Assignment:
Write out the whole listing exactly; no images belong in it.

Task data:
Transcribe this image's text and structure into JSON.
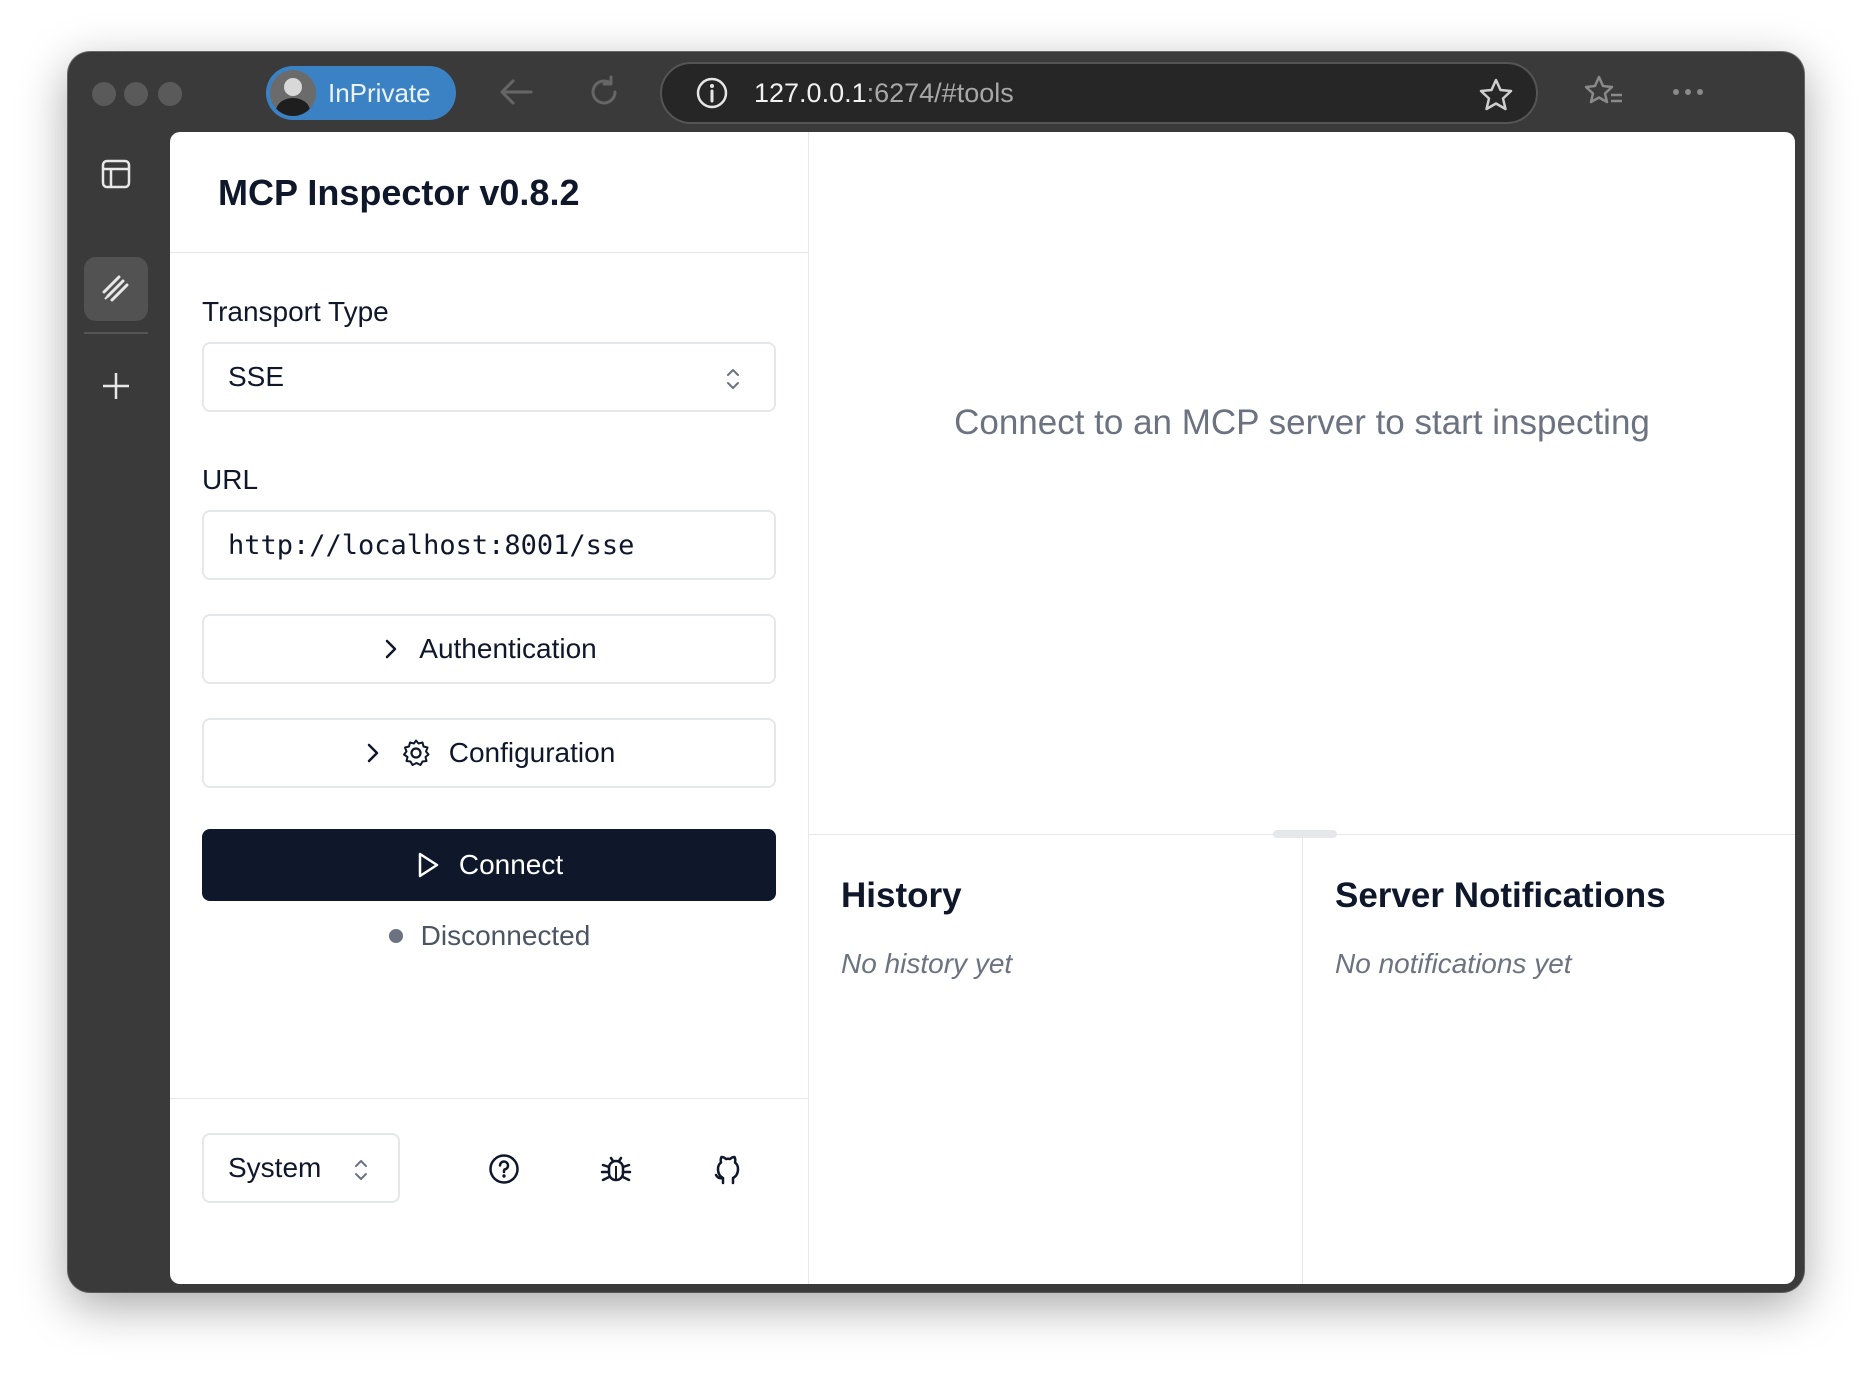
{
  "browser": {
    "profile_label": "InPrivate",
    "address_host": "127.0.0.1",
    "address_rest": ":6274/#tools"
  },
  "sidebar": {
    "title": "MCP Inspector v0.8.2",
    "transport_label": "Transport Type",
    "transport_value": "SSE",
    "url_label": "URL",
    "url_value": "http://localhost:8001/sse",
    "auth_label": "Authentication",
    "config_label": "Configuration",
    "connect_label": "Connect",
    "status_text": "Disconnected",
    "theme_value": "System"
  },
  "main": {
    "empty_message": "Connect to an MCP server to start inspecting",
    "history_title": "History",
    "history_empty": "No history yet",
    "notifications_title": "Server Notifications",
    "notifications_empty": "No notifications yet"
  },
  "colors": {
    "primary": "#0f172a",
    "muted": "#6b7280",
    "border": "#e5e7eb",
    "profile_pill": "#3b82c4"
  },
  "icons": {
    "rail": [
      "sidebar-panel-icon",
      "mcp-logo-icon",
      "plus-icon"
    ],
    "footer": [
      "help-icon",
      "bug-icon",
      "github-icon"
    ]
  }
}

Problem solution:
Transcribe this image's text and structure into JSON.
{
  "browser": {
    "profile_label": "InPrivate",
    "address_host": "127.0.0.1",
    "address_rest": ":6274/#tools"
  },
  "sidebar": {
    "title": "MCP Inspector v0.8.2",
    "transport_label": "Transport Type",
    "transport_value": "SSE",
    "url_label": "URL",
    "url_value": "http://localhost:8001/sse",
    "auth_label": "Authentication",
    "config_label": "Configuration",
    "connect_label": "Connect",
    "status_text": "Disconnected",
    "theme_value": "System"
  },
  "main": {
    "empty_message": "Connect to an MCP server to start inspecting",
    "history_title": "History",
    "history_empty": "No history yet",
    "notifications_title": "Server Notifications",
    "notifications_empty": "No notifications yet"
  },
  "colors": {
    "primary": "#0f172a",
    "muted": "#6b7280",
    "border": "#e5e7eb",
    "profile_pill": "#3b82c4"
  },
  "icons": {
    "rail": [
      "sidebar-panel-icon",
      "mcp-logo-icon",
      "plus-icon"
    ],
    "footer": [
      "help-icon",
      "bug-icon",
      "github-icon"
    ]
  }
}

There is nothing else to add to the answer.